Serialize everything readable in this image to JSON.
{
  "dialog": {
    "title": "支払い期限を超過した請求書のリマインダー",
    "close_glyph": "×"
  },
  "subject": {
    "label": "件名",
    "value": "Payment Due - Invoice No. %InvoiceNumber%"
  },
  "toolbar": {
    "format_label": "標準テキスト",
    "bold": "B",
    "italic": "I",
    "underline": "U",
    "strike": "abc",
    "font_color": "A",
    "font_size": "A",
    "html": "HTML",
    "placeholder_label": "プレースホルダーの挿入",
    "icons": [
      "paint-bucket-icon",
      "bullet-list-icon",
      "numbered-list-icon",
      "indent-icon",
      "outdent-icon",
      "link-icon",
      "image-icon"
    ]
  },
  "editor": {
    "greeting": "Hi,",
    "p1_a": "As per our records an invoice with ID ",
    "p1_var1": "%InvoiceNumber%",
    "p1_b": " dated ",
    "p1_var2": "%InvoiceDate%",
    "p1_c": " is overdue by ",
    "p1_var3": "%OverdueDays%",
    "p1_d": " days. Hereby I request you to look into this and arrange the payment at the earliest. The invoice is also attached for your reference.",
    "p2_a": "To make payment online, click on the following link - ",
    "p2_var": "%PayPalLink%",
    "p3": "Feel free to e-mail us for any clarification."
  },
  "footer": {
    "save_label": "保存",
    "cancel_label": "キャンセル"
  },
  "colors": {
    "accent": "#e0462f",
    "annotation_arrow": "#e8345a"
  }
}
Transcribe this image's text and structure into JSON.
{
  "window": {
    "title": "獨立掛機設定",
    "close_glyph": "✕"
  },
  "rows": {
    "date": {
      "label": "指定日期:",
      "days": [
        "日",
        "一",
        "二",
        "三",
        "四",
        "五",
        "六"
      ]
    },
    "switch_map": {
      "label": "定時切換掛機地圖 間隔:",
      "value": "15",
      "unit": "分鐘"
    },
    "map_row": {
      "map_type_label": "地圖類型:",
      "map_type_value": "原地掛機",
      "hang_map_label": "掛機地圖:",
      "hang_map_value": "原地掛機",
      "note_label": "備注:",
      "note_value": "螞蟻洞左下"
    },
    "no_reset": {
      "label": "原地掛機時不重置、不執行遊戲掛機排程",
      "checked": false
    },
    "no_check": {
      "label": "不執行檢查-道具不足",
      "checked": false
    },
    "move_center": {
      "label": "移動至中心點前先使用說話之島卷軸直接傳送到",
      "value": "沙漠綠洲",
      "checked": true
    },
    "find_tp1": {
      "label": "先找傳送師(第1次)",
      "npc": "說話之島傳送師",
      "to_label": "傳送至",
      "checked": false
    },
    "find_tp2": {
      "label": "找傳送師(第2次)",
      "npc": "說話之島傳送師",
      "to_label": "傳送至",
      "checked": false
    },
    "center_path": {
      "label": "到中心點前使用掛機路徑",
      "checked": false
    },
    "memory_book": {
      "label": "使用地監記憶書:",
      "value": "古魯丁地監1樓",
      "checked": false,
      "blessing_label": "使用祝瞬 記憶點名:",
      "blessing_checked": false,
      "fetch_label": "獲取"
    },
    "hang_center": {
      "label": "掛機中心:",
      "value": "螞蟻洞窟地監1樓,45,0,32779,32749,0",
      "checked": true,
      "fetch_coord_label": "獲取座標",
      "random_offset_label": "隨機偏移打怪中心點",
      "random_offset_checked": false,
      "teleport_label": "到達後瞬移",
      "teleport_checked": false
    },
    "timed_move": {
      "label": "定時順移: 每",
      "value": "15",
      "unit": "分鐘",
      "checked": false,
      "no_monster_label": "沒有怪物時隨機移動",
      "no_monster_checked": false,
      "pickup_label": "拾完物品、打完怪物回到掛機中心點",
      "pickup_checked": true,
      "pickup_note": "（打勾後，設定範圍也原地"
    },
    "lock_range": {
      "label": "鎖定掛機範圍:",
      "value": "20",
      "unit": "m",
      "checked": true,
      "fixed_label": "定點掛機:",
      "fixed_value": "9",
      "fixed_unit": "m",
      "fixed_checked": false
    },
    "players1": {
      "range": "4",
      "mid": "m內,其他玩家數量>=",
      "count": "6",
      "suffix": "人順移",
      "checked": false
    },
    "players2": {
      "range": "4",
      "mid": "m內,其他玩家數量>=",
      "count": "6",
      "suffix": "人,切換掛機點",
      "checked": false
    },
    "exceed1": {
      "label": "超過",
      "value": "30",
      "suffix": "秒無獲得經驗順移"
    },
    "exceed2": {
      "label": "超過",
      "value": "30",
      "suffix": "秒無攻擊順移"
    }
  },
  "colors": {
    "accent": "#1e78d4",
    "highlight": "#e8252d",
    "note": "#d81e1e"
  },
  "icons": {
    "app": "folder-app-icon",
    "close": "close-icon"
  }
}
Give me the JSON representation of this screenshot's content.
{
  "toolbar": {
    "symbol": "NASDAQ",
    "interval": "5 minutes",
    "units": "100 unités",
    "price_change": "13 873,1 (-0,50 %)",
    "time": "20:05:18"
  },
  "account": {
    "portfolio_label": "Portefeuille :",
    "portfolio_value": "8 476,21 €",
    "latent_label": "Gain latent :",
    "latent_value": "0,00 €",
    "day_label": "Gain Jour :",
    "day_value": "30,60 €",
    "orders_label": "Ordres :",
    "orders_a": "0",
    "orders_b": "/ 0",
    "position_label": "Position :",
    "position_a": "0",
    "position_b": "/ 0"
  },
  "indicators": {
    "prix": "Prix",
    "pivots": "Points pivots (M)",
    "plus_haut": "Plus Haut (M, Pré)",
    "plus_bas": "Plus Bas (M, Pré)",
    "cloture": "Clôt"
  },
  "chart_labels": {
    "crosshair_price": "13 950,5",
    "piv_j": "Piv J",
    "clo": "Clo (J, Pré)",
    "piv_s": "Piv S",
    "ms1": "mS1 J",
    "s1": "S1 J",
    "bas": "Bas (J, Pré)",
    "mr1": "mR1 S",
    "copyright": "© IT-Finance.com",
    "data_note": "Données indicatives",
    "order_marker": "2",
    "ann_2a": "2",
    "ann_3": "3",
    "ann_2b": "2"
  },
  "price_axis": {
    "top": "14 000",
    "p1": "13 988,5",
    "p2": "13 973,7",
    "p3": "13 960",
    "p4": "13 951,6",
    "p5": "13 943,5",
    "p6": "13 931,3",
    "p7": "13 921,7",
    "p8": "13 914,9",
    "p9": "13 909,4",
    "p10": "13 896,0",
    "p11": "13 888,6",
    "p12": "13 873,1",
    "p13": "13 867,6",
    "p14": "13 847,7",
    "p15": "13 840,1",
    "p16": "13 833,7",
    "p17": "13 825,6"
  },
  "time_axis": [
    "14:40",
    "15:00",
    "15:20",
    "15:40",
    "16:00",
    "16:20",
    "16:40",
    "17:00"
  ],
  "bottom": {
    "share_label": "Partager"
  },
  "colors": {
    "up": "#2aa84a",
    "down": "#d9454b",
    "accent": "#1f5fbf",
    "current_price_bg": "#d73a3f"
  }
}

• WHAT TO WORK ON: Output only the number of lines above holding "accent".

• ANSWER SPACE: 3